▶ _THE DATA_:

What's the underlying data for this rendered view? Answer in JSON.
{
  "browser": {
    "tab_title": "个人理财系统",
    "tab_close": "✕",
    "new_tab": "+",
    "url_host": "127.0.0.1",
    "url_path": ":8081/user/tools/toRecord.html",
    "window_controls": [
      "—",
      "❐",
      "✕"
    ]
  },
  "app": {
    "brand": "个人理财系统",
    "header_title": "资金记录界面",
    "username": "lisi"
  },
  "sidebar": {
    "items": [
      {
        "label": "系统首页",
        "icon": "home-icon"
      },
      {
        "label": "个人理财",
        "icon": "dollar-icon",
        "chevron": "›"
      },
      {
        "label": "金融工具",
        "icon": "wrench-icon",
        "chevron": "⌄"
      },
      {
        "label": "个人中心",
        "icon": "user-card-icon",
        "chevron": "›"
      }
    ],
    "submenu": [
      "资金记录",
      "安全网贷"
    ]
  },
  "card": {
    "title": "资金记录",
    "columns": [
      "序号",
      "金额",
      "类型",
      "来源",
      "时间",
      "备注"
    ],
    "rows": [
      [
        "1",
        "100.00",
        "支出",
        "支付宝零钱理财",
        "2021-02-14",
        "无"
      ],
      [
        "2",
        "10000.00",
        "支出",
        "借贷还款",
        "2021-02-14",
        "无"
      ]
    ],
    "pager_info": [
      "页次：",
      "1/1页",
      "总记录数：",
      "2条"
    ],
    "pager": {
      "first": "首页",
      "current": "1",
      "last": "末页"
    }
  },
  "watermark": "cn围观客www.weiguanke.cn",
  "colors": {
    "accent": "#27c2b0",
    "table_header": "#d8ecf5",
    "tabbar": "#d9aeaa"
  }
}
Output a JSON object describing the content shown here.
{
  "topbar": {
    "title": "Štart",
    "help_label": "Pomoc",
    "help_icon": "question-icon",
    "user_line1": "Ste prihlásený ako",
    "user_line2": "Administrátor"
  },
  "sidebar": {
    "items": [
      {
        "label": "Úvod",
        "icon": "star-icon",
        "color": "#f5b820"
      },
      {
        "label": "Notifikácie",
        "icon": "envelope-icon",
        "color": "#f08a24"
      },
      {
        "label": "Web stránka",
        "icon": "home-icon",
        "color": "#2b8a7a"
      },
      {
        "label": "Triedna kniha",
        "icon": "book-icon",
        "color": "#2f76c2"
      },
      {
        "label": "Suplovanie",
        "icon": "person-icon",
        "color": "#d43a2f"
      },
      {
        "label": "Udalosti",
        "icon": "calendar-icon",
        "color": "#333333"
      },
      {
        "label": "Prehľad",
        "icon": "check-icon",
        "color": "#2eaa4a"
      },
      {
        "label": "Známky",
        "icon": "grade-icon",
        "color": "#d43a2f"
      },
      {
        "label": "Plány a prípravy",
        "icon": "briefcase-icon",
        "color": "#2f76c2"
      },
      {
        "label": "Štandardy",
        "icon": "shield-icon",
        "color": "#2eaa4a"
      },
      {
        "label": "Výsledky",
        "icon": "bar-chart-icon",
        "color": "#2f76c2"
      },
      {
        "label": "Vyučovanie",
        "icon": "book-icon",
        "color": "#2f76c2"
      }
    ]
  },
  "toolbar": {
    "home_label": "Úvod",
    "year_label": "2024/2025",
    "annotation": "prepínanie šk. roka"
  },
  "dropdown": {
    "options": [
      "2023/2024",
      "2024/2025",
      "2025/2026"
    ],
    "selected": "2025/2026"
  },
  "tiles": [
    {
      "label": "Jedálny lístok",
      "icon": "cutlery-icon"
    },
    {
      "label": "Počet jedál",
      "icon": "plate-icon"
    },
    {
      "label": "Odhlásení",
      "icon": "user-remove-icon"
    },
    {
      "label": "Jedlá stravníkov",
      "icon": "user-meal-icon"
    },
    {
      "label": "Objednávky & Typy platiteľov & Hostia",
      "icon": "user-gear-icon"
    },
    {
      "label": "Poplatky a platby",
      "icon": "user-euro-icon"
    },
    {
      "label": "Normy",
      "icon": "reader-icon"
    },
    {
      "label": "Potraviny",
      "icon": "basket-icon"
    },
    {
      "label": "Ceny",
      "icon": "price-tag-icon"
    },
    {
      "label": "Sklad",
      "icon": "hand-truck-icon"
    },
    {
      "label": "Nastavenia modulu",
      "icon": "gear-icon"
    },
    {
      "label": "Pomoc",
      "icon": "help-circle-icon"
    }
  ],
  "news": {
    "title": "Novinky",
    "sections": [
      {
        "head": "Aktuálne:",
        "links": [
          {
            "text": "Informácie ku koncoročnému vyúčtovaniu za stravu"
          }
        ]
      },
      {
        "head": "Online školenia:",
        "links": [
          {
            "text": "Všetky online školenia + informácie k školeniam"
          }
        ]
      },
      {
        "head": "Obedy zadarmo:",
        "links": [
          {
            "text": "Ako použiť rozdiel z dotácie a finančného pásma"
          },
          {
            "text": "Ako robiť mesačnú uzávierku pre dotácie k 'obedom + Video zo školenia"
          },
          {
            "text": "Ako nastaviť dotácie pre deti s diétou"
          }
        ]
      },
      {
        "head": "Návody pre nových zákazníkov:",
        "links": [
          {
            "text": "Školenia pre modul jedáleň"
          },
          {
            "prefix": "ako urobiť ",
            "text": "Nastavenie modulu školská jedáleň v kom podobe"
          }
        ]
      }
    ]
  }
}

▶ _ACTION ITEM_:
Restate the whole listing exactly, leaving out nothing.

▶ _ANSWER TO THIS EXERCISE_:
What's the underlying data for this rendered view? Answer in JSON.
{
  "browser": {
    "tab_title": "个人理财系统",
    "tab_close": "✕",
    "new_tab": "+",
    "url_host": "127.0.0.1",
    "url_path": ":8081/user/tools/toRecord.html",
    "window_controls": [
      "—",
      "❐",
      "✕"
    ]
  },
  "app": {
    "brand": "个人理财系统",
    "header_title": "资金记录界面",
    "username": "lisi"
  },
  "sidebar": {
    "items": [
      {
        "label": "系统首页",
        "icon": "home-icon"
      },
      {
        "label": "个人理财",
        "icon": "dollar-icon",
        "chevron": "›"
      },
      {
        "label": "金融工具",
        "icon": "wrench-icon",
        "chevron": "⌄"
      },
      {
        "label": "个人中心",
        "icon": "user-card-icon",
        "chevron": "›"
      }
    ],
    "submenu": [
      "资金记录",
      "安全网贷"
    ]
  },
  "card": {
    "title": "资金记录",
    "columns": [
      "序号",
      "金额",
      "类型",
      "来源",
      "时间",
      "备注"
    ],
    "rows": [
      [
        "1",
        "100.00",
        "支出",
        "支付宝零钱理财",
        "2021-02-14",
        "无"
      ],
      [
        "2",
        "10000.00",
        "支出",
        "借贷还款",
        "2021-02-14",
        "无"
      ]
    ],
    "pager_info": [
      "页次：",
      "1/1页",
      "总记录数：",
      "2条"
    ],
    "pager": {
      "first": "首页",
      "current": "1",
      "last": "末页"
    }
  },
  "watermark": "cn围观客www.weiguanke.cn",
  "colors": {
    "accent": "#27c2b0",
    "table_header": "#d8ecf5",
    "tabbar": "#d9aeaa"
  }
}
Output a JSON object describing the content shown here.
{
  "topbar": {
    "title": "Štart",
    "help_label": "Pomoc",
    "help_icon": "question-icon",
    "user_line1": "Ste prihlásený ako",
    "user_line2": "Administrátor"
  },
  "sidebar": {
    "items": [
      {
        "label": "Úvod",
        "icon": "star-icon",
        "color": "#f5b820"
      },
      {
        "label": "Notifikácie",
        "icon": "envelope-icon",
        "color": "#f08a24"
      },
      {
        "label": "Web stránka",
        "icon": "home-icon",
        "color": "#2b8a7a"
      },
      {
        "label": "Triedna kniha",
        "icon": "book-icon",
        "color": "#2f76c2"
      },
      {
        "label": "Suplovanie",
        "icon": "person-icon",
        "color": "#d43a2f"
      },
      {
        "label": "Udalosti",
        "icon": "calendar-icon",
        "color": "#333333"
      },
      {
        "label": "Prehľad",
        "icon": "check-icon",
        "color": "#2eaa4a"
      },
      {
        "label": "Známky",
        "icon": "grade-icon",
        "color": "#d43a2f"
      },
      {
        "label": "Plány a prípravy",
        "icon": "briefcase-icon",
        "color": "#2f76c2"
      },
      {
        "label": "Štandardy",
        "icon": "shield-icon",
        "color": "#2eaa4a"
      },
      {
        "label": "Výsledky",
        "icon": "bar-chart-icon",
        "color": "#2f76c2"
      },
      {
        "label": "Vyučovanie",
        "icon": "book-icon",
        "color": "#2f76c2"
      }
    ]
  },
  "toolbar": {
    "home_label": "Úvod",
    "year_label": "2024/2025",
    "annotation": "prepínanie šk. roka"
  },
  "dropdown": {
    "options": [
      "2023/2024",
      "2024/2025",
      "2025/2026"
    ],
    "selected": "2025/2026"
  },
  "tiles": [
    {
      "label": "Jedálny lístok",
      "icon": "cutlery-icon"
    },
    {
      "label": "Počet jedál",
      "icon": "plate-icon"
    },
    {
      "label": "Odhlásení",
      "icon": "user-remove-icon"
    },
    {
      "label": "Jedlá stravníkov",
      "icon": "user-meal-icon"
    },
    {
      "label": "Objednávky & Typy platiteľov & Hostia",
      "icon": "user-gear-icon"
    },
    {
      "label": "Poplatky a platby",
      "icon": "user-euro-icon"
    },
    {
      "label": "Normy",
      "icon": "reader-icon"
    },
    {
      "label": "Potraviny",
      "icon": "basket-icon"
    },
    {
      "label": "Ceny",
      "icon": "price-tag-icon"
    },
    {
      "label": "Sklad",
      "icon": "hand-truck-icon"
    },
    {
      "label": "Nastavenia modulu",
      "icon": "gear-icon"
    },
    {
      "label": "Pomoc",
      "icon": "help-circle-icon"
    }
  ],
  "news": {
    "title": "Novinky",
    "sections": [
      {
        "head": "Aktuálne:",
        "links": [
          {
            "text": "Informácie ku koncoročnému vyúčtovaniu za stravu"
          }
        ]
      },
      {
        "head": "Online školenia:",
        "links": [
          {
            "text": "Všetky online školenia + informácie k školeniam"
          }
        ]
      },
      {
        "head": "Obedy zadarmo:",
        "links": [
          {
            "text": "Ako použiť rozdiel z dotácie a finančného pásma"
          },
          {
            "text": "Ako robiť mesačnú uzávierku pre dotácie k 'obedom + Video zo školenia"
          },
          {
            "text": "Ako nastaviť dotácie pre deti s diétou"
          }
        ]
      },
      {
        "head": "Návody pre nových zákazníkov:",
        "links": [
          {
            "text": "Školenia pre modul jedáleň"
          },
          {
            "prefix": "ako urobiť ",
            "text": "Nastavenie modulu školská jedáleň v kom podobe"
          }
        ]
      }
    ]
  }
}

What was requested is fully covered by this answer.